Dozens of south Lincoln County residents encircled Cabinet Peaks Medical Center last weekend in a show of support for local health care providers.

Karen Disney, pastor at the Libby United Methodist Church, said she helped organize the event as a way to thank staff at the hospital and the Libby Care Center for their efforts during the coronavirus pandemic.

“I was just trying to think of something not expensive but fun that would bring the community together,” she said while directing community members around the Libby hospital on Nov. 20.

Disney decided to organize a gathering she termed “Hug the Hospital” where supporters would stand around the medical center with arms outstretched as if they were embracing the building. If enough community members showed up, she considered extending the chain of huggers around the Libby Care Center.

As supporters began filing around the hospital, Jim Seifert, a member of the Lincoln County Board of Health, said he had attended the gathering to show his recognition of the challenges facing local health care providers since the start of the pandemic.

“You just look at all the stuff they’ve been going through,” he said. “Working all the hours and catching all the grief.”

The day in, day out difficulties of frontline medical work in the face of public resentment was what drew Carol Parsons to the “Hug the Hospital” event. Having joined the Troy Public Schools board in May, Parsons said she knew firsthand how divisive the pandemic and public health measures have become over the past year and a half.

In recent months, discussions over whether or not to require face coverings on school grounds drew groups of parents and community members to board meetings in Troy.

“If we could all just come in the middle and listen respectfully to each other and … be civil,” said Parsons.

While supporters began spacing themselves out to cover more ground around the hospital, Kaylin Hilton and Peggy Sue Hovey, employees of the Libby Care Center, walked across the street to get a better look at the gathering.

Both acknowledged the challenges of working in the health care field during the coronavirus pandemic.

“Not many people have good things to say about hospitals anymore with COVID,” said Hilton.

While Hilton and Hovey both said they were vaccinated, Hovey said it felt like an injustice that health care employers were planning to fire staff that worked throughout the pandemic, but decided against COVID-19 vaccines.

Due to a federal mandate, health care facilities could risk losing funding through the Centers for Medicare and Medicaid Services if staff members are not fully vaccinated by Jan. 4.

After a coronavirus outbreak tore through the Libby Care Center in August, some family members of 10 residents who died argued the facility could have mitigated the spread of the virus had more staff members received shots. Amid the outbreak, company officials said just under 50 percent of employees were vaccinated.

Administrators noted that vaccinated employees experienced relatively mild symptoms and were able to care for residents infected with the virus in the facility's isolated ward.

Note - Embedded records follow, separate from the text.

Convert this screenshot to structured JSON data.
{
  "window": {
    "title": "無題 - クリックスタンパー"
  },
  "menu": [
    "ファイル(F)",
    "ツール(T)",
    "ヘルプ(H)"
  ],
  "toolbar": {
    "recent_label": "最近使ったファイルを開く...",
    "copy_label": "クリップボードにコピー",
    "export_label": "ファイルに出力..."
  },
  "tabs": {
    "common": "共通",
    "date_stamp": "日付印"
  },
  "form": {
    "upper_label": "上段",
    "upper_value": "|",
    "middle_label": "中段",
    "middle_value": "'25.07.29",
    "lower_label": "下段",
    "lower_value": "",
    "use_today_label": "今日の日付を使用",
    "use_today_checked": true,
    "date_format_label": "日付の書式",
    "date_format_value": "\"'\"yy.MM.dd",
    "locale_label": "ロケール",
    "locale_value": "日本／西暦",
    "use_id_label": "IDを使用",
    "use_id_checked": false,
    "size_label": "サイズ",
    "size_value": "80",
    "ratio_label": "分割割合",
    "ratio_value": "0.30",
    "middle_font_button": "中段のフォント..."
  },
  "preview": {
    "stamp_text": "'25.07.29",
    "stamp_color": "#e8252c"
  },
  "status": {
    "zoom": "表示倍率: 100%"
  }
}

While the line of huggers did not grow long enough to reach the care center, supporters at the “Hug the Hospital” event nevertheless posed with their arms outstretched around the medical center. A drone circled the crowd shooting video of the community embrace. After a couple minutes the supporters dropped their arms and scattered applause and cheering broke out along the line.

“This is a major part of our community,” said JoAnn Armstrong. “I just think we need to show support.”